I am not "comforted" by President Bush's statement that "the instructions went out to our people to adhere to the law" regarding treatment of prisoners [news story, June 11]. That is especially the case when I hear that the Justice Department has produced a 50-page memorandum construing that law so as to rank executive prerogative ahead of the Geneva Conventions to permit torture, maybe to the point just short of death, permanent injury or organ failure.
Torture was wrong when people inflicted it in the Inquisition, it was wrong when Adolf Hitler authorized it, it was wrong when Saddam Hussein authorized it, and it is wrong when the United States authorizes or tolerates it -- even if we "torture" the law into some pretense of allowing or tolerating torture.
The outrage of Sept. 11, 2001, does not authorize the outrage of torture.
I would be more comforted by an instruction that "no soldier or contractor or agent of the United States will torture a captive in our control."
ROBERT M. SPILLER JR.
Doug Santo [letters, June 11] posed hypothetical questions to argue that in some cases torture is justified. Here's a question to counter that:
What if an individual admitted to being an al Qaeda operative only as a result of torture or the threat of torture? Would that be the "green light" for more torture?
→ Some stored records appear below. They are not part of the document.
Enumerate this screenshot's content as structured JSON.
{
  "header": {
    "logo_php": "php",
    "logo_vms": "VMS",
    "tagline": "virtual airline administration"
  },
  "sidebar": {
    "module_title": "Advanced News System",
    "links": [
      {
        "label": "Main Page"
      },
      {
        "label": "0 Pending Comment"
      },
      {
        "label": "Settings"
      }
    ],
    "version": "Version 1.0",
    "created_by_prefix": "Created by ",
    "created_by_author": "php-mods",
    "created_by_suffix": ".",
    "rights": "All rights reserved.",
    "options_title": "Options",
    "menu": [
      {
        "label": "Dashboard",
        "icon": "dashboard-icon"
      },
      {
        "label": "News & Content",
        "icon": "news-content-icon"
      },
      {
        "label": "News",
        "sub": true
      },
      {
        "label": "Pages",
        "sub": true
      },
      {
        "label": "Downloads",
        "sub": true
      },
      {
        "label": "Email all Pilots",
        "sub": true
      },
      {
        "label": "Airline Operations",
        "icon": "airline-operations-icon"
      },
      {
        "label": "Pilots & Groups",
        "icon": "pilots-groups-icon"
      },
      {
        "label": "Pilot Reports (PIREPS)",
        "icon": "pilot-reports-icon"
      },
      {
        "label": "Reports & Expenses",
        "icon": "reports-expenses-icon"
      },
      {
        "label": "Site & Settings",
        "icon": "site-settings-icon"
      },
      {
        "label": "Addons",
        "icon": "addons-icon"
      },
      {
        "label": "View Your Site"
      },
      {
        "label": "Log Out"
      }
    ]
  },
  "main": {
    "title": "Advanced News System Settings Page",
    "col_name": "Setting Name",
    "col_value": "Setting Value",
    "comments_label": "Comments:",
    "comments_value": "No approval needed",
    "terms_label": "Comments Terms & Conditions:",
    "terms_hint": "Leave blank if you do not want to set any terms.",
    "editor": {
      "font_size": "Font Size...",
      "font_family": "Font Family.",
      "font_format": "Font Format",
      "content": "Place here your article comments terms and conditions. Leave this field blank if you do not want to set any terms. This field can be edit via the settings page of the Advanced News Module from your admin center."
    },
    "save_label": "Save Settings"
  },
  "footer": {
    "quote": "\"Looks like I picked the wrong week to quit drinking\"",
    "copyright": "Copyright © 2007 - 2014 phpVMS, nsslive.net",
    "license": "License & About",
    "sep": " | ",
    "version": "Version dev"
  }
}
From news reports, most of the prisoners we are holding in Iraq do not appear to be "extraordinary"; only the application of torture is.
PATRICIA AIKEN O'NEILL